- _RECORDS PROVIDED_
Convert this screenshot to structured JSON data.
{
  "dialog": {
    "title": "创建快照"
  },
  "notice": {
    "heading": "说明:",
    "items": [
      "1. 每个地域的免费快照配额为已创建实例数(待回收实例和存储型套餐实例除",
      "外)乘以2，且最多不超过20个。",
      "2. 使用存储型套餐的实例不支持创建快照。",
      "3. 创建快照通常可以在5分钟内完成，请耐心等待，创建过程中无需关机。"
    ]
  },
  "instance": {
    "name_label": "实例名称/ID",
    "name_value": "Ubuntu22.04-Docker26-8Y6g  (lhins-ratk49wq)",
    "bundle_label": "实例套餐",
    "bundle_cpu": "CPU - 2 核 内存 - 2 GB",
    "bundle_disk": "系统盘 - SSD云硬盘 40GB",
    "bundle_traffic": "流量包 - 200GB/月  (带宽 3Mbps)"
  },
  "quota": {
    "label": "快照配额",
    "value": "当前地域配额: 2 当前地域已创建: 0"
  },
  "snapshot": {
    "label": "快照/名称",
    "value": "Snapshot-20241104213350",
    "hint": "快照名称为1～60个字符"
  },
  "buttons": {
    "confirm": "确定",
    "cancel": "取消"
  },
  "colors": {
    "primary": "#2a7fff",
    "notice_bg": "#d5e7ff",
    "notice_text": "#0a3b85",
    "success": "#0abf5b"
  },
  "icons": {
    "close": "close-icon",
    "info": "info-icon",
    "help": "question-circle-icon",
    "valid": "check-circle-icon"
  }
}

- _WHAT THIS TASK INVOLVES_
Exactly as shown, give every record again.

- _ANSWER TO THIS PROBLEM_
Convert this screenshot to structured JSON data.
{
  "dialog": {
    "title": "创建快照"
  },
  "notice": {
    "heading": "说明:",
    "items": [
      "1. 每个地域的免费快照配额为已创建实例数(待回收实例和存储型套餐实例除",
      "外)乘以2，且最多不超过20个。",
      "2. 使用存储型套餐的实例不支持创建快照。",
      "3. 创建快照通常可以在5分钟内完成，请耐心等待，创建过程中无需关机。"
    ]
  },
  "instance": {
    "name_label": "实例名称/ID",
    "name_value": "Ubuntu22.04-Docker26-8Y6g  (lhins-ratk49wq)",
    "bundle_label": "实例套餐",
    "bundle_cpu": "CPU - 2 核 内存 - 2 GB",
    "bundle_disk": "系统盘 - SSD云硬盘 40GB",
    "bundle_traffic": "流量包 - 200GB/月  (带宽 3Mbps)"
  },
  "quota": {
    "label": "快照配额",
    "value": "当前地域配额: 2 当前地域已创建: 0"
  },
  "snapshot": {
    "label": "快照/名称",
    "value": "Snapshot-20241104213350",
    "hint": "快照名称为1～60个字符"
  },
  "buttons": {
    "confirm": "确定",
    "cancel": "取消"
  },
  "colors": {
    "primary": "#2a7fff",
    "notice_bg": "#d5e7ff",
    "notice_text": "#0a3b85",
    "success": "#0abf5b"
  },
  "icons": {
    "close": "close-icon",
    "info": "info-icon",
    "help": "question-circle-icon",
    "valid": "check-circle-icon"
  }
}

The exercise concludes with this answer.